Travelogue continued: visiting the Island of the Immortals at a Great Mountain Temple near Kobe
23 November: Once you’re on a Hyakumeizan trip, everything becomes a mountain. By coincidence, the Senpai had chosen to visit a temple called the Taisan-ji – the Great Mountain Temple. When we arrived there, though – by now it was mid-morning – there was nothing obviously mountainous about it except the forested hill it sits in.
Taisan-ji belongs to the Tendai sect. In feudal times, Tendai Buddhism was for the Emperor, Shingon for the nobles, Zen for the warriors, and Jodo for the people. Today, in the bright autumn light, Daisanji was there for everybody.
Babies rode slumped on their mothers’ backs and children scampered, indifferent to the flaring colours of the maple trees. Photographers photographed. Appreciation for autumn hues increases with age. A very old man was helped down, step by painstaking step, from the gallery of the main hall.
We walked across an ornamental bridge into a glade. The shii trees that roof it, as well as the ilex, camellias and evergreen oaks, are said to be a remnant patch of the forest that once stretched in a verdant band all along this coast. By the stream, a stone Buddha seemed to distil green thoughts in a green shade.
On the way out, we noticed a side-temple, the Anyo-in. We shuffled off our shoes and went in.
Hidden from the outer world was a small stone garden, densely planted with curiously shaped rocks. One of them, explained a leaflet, represented the island peak of Horai-san.
We’d found our mountain for the day. I read on:
The concept of this garden came from Horai-Shinsen Thought brought from China, which was the fundamental thought in the long history of traditional Japanese gardens. Horai-Shinsen Thought came from the following legend.

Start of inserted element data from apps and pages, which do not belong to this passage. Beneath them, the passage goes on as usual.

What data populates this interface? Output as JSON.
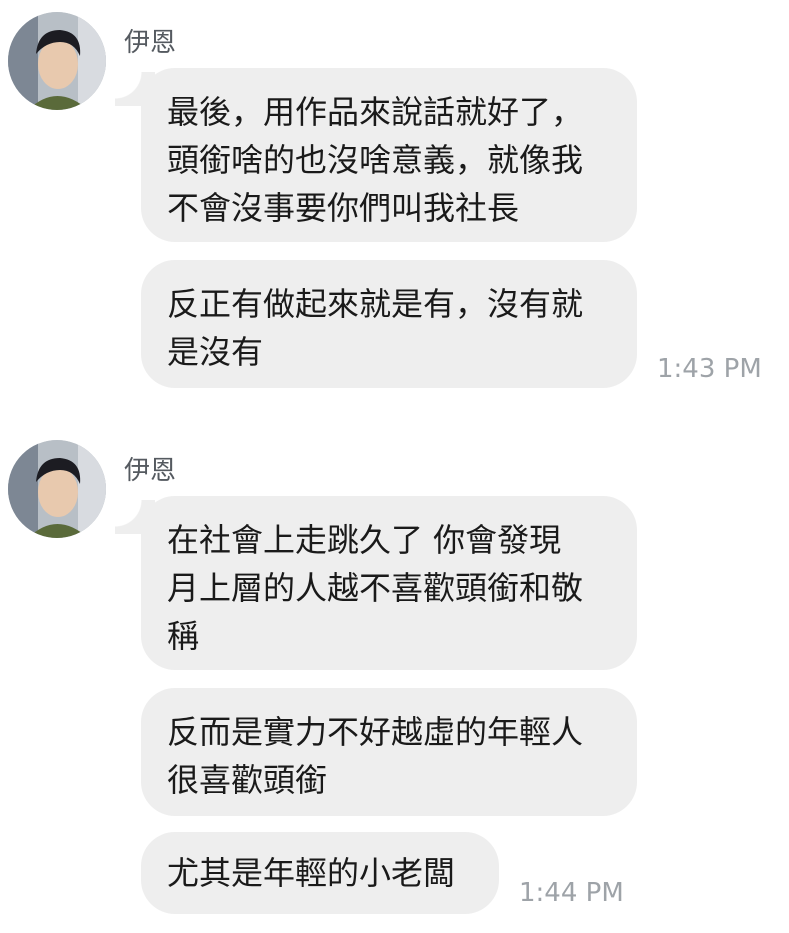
{
  "groups": [
    {
      "sender": "伊恩",
      "messages": [
        "最後，用作品來說話就好了，\n頭銜啥的也沒啥意義，就像我\n不會沒事要你們叫我社長",
        "反正有做起來就是有，沒有就\n是沒有"
      ],
      "time": "1:43 PM"
    },
    {
      "sender": "伊恩",
      "messages": [
        "在社會上走跳久了 你會發現\n月上層的人越不喜歡頭銜和敬\n稱",
        "反而是實力不好越虛的年輕人\n很喜歡頭銜",
        "尤其是年輕的小老闆"
      ],
      "time": "1:44 PM"
    }
  ],
  "colors": {
    "bubble": "#eeeeee",
    "time": "#9ea3a8",
    "sender": "#555a60"
  }
}
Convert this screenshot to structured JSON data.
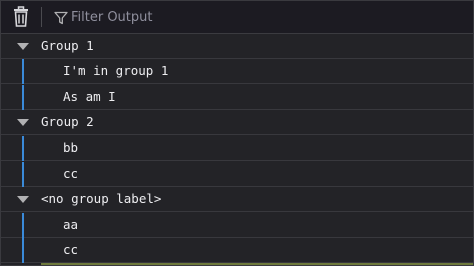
{
  "toolbar": {
    "clear_icon": "trash-icon",
    "filter_icon": "funnel-icon",
    "filter_placeholder": "Filter Output",
    "filter_value": ""
  },
  "groups": [
    {
      "label": "Group 1",
      "items": [
        "I'm in group 1",
        "As am I"
      ]
    },
    {
      "label": "Group 2",
      "items": [
        "bb",
        "cc"
      ]
    },
    {
      "label": "<no group label>",
      "items": [
        "aa",
        "cc"
      ]
    }
  ],
  "colors": {
    "background": "#232327",
    "toolbar": "#1c1b22",
    "group_indent_bar": "#3a8ad9",
    "text": "#ededf0",
    "placeholder": "#8f8f9d"
  }
}
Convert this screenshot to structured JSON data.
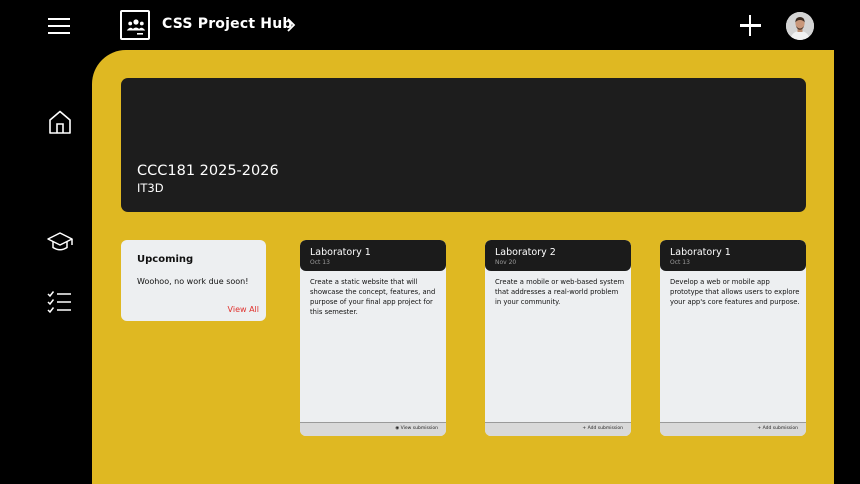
{
  "header": {
    "app_title": "CSS Project Hub"
  },
  "course": {
    "name": "CCC181 2025-2026",
    "section": "IT3D"
  },
  "upcoming": {
    "title": "Upcoming",
    "message": "Woohoo, no work due soon!",
    "view_all_label": "View All"
  },
  "assignments": [
    {
      "title": "Laboratory 1",
      "date": "Oct 13",
      "description": "Create a static website that will showcase the concept, features, and purpose of your final app project for this semester.",
      "action_label": "View submission",
      "action_icon": "eye-icon"
    },
    {
      "title": "Laboratory 2",
      "date": "Nov 20",
      "description": "Create a mobile or web-based system that addresses a real-world problem in your community.",
      "action_label": "Add submission",
      "action_icon": "plus-icon"
    },
    {
      "title": "Laboratory 1",
      "date": "Oct 13",
      "description": "Develop a web or mobile app prototype that allows users to explore your app's core features and purpose.",
      "action_label": "Add submission",
      "action_icon": "plus-icon"
    }
  ],
  "colors": {
    "background": "#000000",
    "panel": "#dfb822",
    "banner": "#1d1d1d",
    "card": "#edeff1",
    "link": "#e0322e"
  }
}
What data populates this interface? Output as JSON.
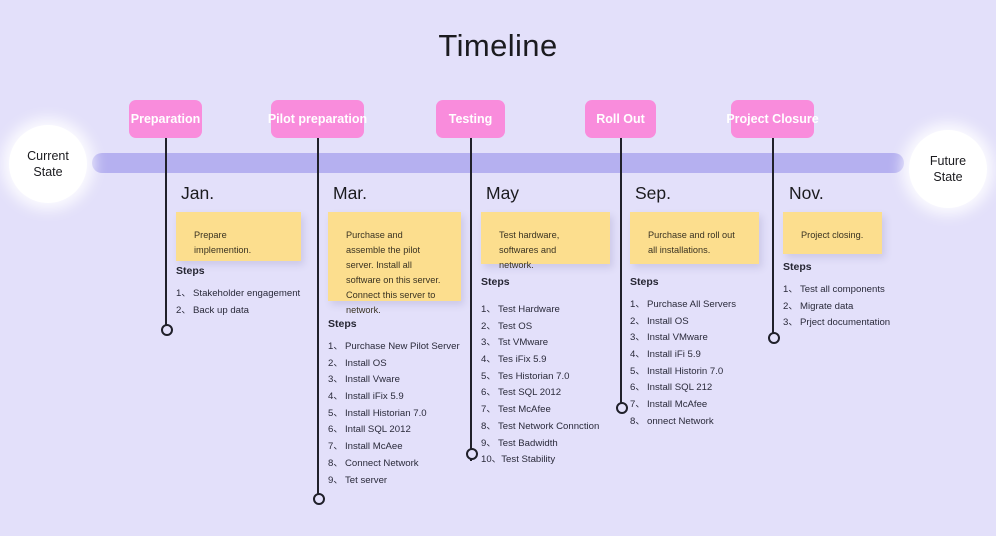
{
  "page": {
    "title": "Timeline",
    "background_color": "#E3E0FA",
    "spine_color": "#B5B0F0",
    "phase_color": "#F98CDC",
    "note_color": "#FCDE8E"
  },
  "endpoints": {
    "start": {
      "line1": "Current",
      "line2": "State"
    },
    "end": {
      "line1": "Future",
      "line2": "State"
    }
  },
  "steps_heading": "Steps",
  "phases": [
    {
      "label": "Preparation"
    },
    {
      "label": "Pilot preparation"
    },
    {
      "label": "Testing"
    },
    {
      "label": "Roll Out"
    },
    {
      "label": "Project Closure"
    }
  ],
  "columns": [
    {
      "month": "Jan.",
      "note": "Prepare implemention.",
      "steps": [
        "Stakeholder engagement",
        "Back up data"
      ]
    },
    {
      "month": "Mar.",
      "note": "Purchase and assemble the pilot server. Install all software on this server. Connect this server to network.",
      "steps": [
        "Purchase New Pilot Server",
        " Install OS",
        "Install Vware",
        "Install iFix 5.9",
        "Install Historian 7.0",
        "Intall SQL 2012",
        "Install McAee",
        "Connect Network",
        "Tet server"
      ]
    },
    {
      "month": "May",
      "note": "Test hardware, softwares and network.",
      "steps": [
        "Test Hardware",
        "Test OS",
        "Tst VMware",
        "Tes iFix 5.9",
        "Tes Historian 7.0",
        "Test SQL 2012",
        "Test McAfee",
        "Test Network Connction",
        "Test Badwidth",
        "Test Stability"
      ]
    },
    {
      "month": "Sep.",
      "note": "Purchase and roll out all installations.",
      "steps": [
        "Purchase All Servers",
        "Install OS",
        "Instal VMware",
        "Install iFi 5.9",
        "Install Historin 7.0",
        "Install SQL 212",
        "Install McAfee",
        "onnect Network"
      ]
    },
    {
      "month": "Nov.",
      "note": "Project closing.",
      "steps": [
        "Test all components",
        "Migrate data",
        "Prject documentation"
      ]
    }
  ]
}
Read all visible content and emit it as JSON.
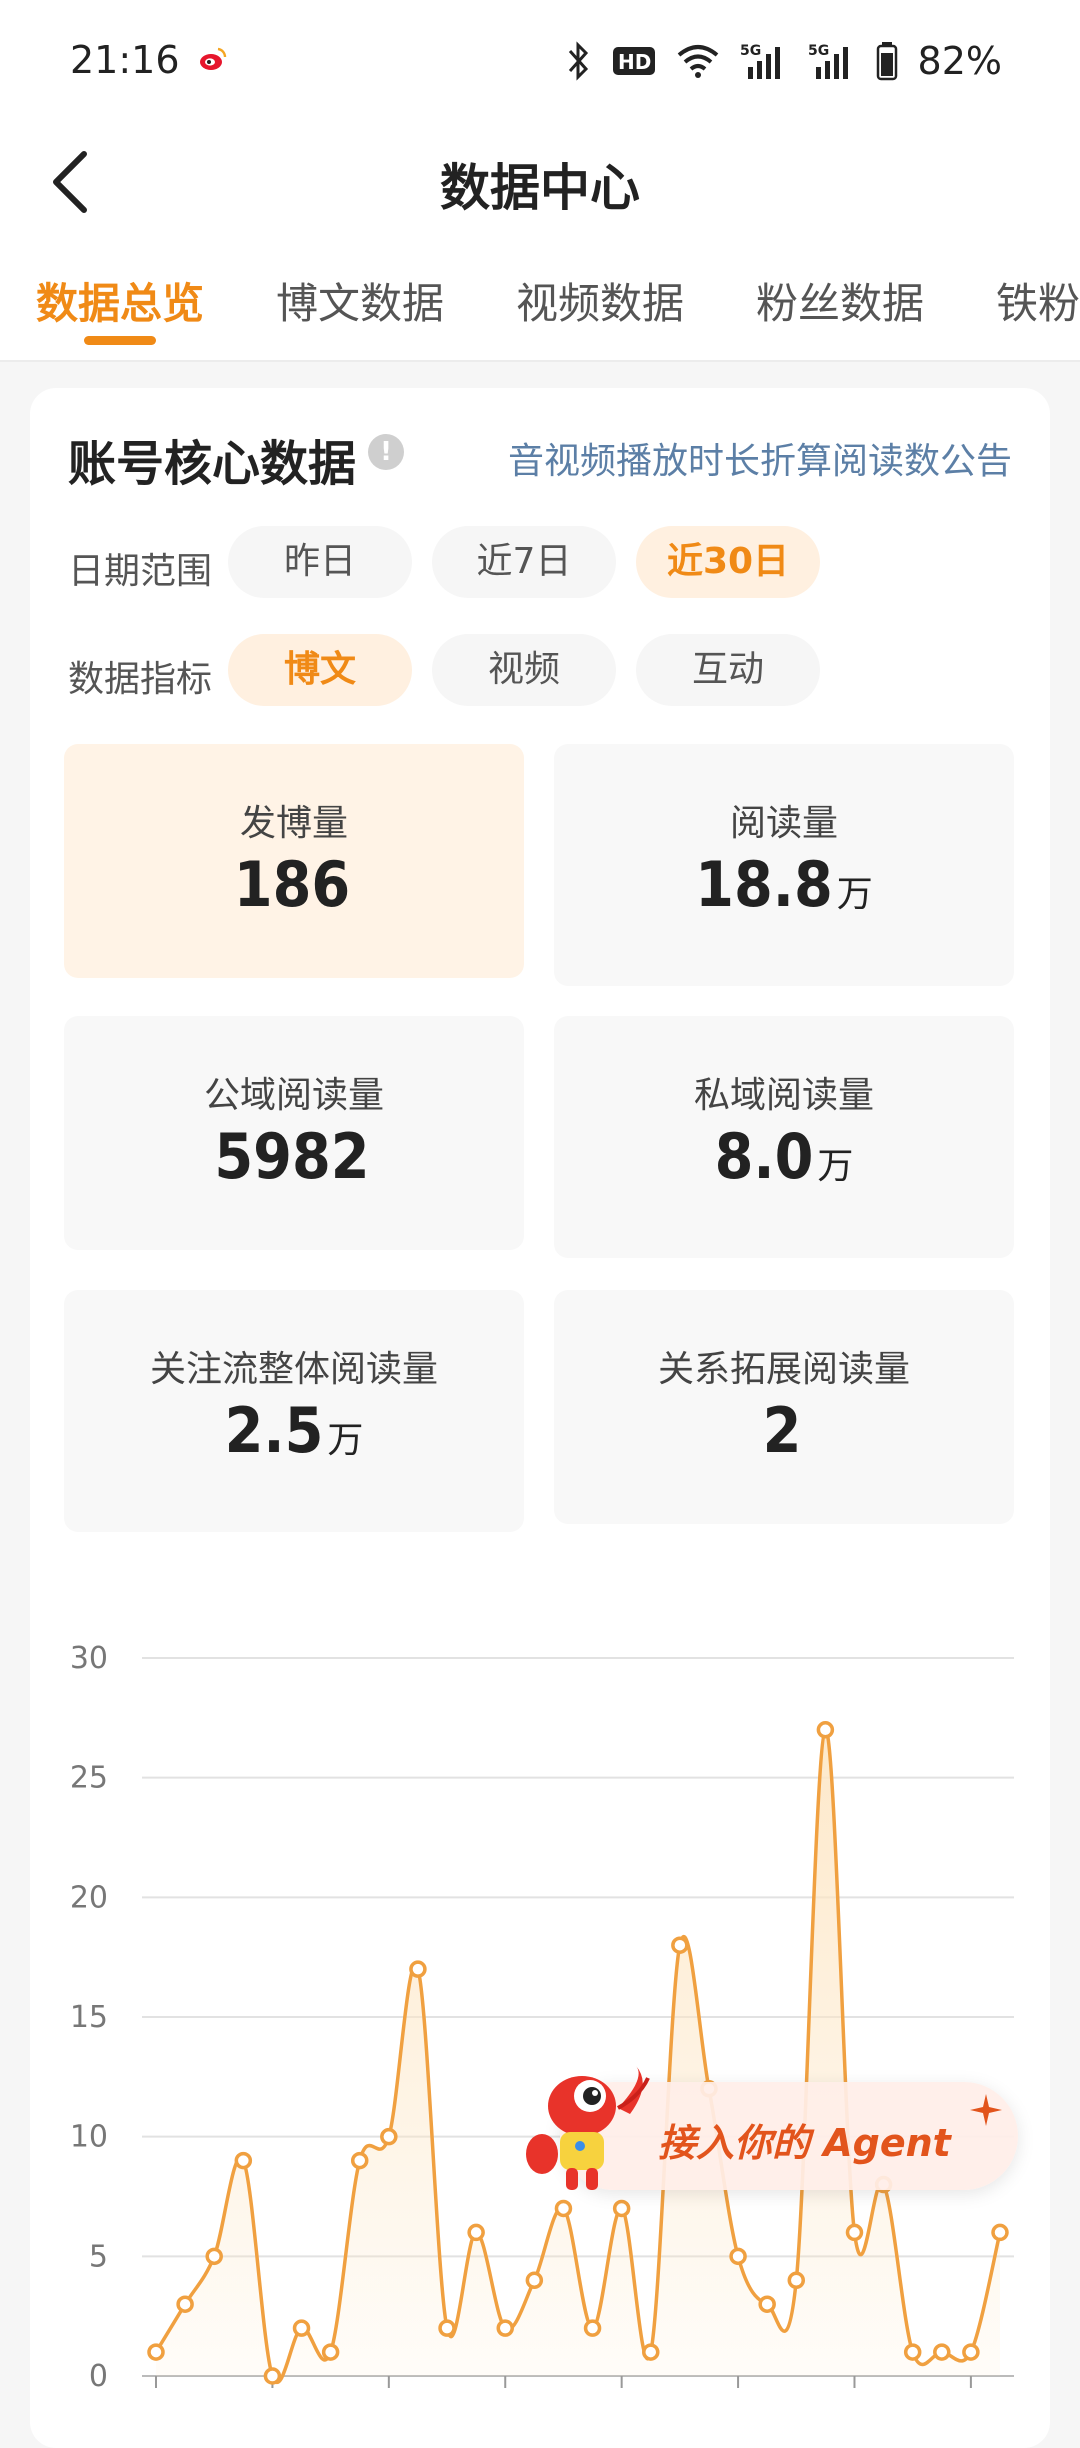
{
  "status_bar": {
    "time": "21:16",
    "battery": "82%",
    "signal_label": "5G",
    "hd_label": "HD"
  },
  "nav": {
    "title": "数据中心"
  },
  "tabs": [
    {
      "label": "数据总览",
      "active": true
    },
    {
      "label": "博文数据",
      "active": false
    },
    {
      "label": "视频数据",
      "active": false
    },
    {
      "label": "粉丝数据",
      "active": false
    },
    {
      "label": "铁粉",
      "active": false
    }
  ],
  "card": {
    "title": "账号核心数据",
    "info_icon": "!",
    "notice_link": "音视频播放时长折算阅读数公告",
    "date_range": {
      "label": "日期范围",
      "options": [
        "昨日",
        "近7日",
        "近30日"
      ],
      "selected": "近30日"
    },
    "metric": {
      "label": "数据指标",
      "options": [
        "博文",
        "视频",
        "互动"
      ],
      "selected": "博文"
    },
    "stats": [
      {
        "label": "发博量",
        "value": "186",
        "unit": "",
        "highlight": true
      },
      {
        "label": "阅读量",
        "value": "18.8",
        "unit": "万",
        "highlight": false
      },
      {
        "label": "公域阅读量",
        "value": "5982",
        "unit": "",
        "highlight": false
      },
      {
        "label": "私域阅读量",
        "value": "8.0",
        "unit": "万",
        "highlight": false
      },
      {
        "label": "关注流整体阅读量",
        "value": "2.5",
        "unit": "万",
        "highlight": false
      },
      {
        "label": "关系拓展阅读量",
        "value": "2",
        "unit": "",
        "highlight": false
      }
    ]
  },
  "chart_data": {
    "type": "area",
    "ylim": [
      0,
      30
    ],
    "yticks": [
      0,
      5,
      10,
      15,
      20,
      25,
      30
    ],
    "values": [
      1,
      3,
      5,
      9,
      0,
      2,
      1,
      9,
      10,
      17,
      2,
      6,
      2,
      4,
      7,
      2,
      7,
      1,
      18,
      12,
      5,
      3,
      4,
      27,
      6,
      8,
      1,
      1,
      1,
      6
    ],
    "grid": true,
    "line_color": "#f0a040",
    "fill_color": "#fde6c4"
  },
  "agent_button": {
    "label": "接入你的 Agent"
  }
}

It was believed that there were mystic islands including Horai Island far away in the sea, and mountain hermits (Shinsen) who had hidden treasures and a secret formula for everlasting youth and immortal lived there. That was considered the highest idea to reach the Shinsen world of Horai-Shinsen Thought…
I took out my camera to record the garden, even though the leaflet subtly admonishes such behaviour: Please enjoy this garden, it said, sitting down on the floor and looking at the beauty of this garden with changes by four seasons. You can enjoy not only this garden itself but also profound meanings and thoughts behind it.
No, you can’t capture an image of Horai-san any more than you can climb it. Like Mount Analogue, the island peak is inaccessible. That is why, in a garden, it is never joined to other rocks with a bridge. You might, if you are lucky, reach the Shinsen world of Horai-Shinsen Thought, but never Horai-san itself.
Some have differed on that point. In his book Kwaidan, Lafcadio Hearn (1850-1904) claims to have visited Horai-san. It is a place where the people drink wine from “very small cups”, he reports, and leave their houses unlocked, because there is no need to do otherwise. They are not immortal, however, and the essay ends with a warning: “Evil winds from the West are blowing over Horai; and the magical atmosphere, alas! is shrinking away before them. It lingers now in patches only, and bands – like those long bright bands of cloud that trail across the landscapes of Japanese painters.”
I thought about those patches and bands of Horai-san as we walked back to the van. Just how would you program your GPS if you wanted to find them today? Maybe the Senpai would know. Then, without asking, I understood why he’d chosen to visit Taisanji on a fine autumn day.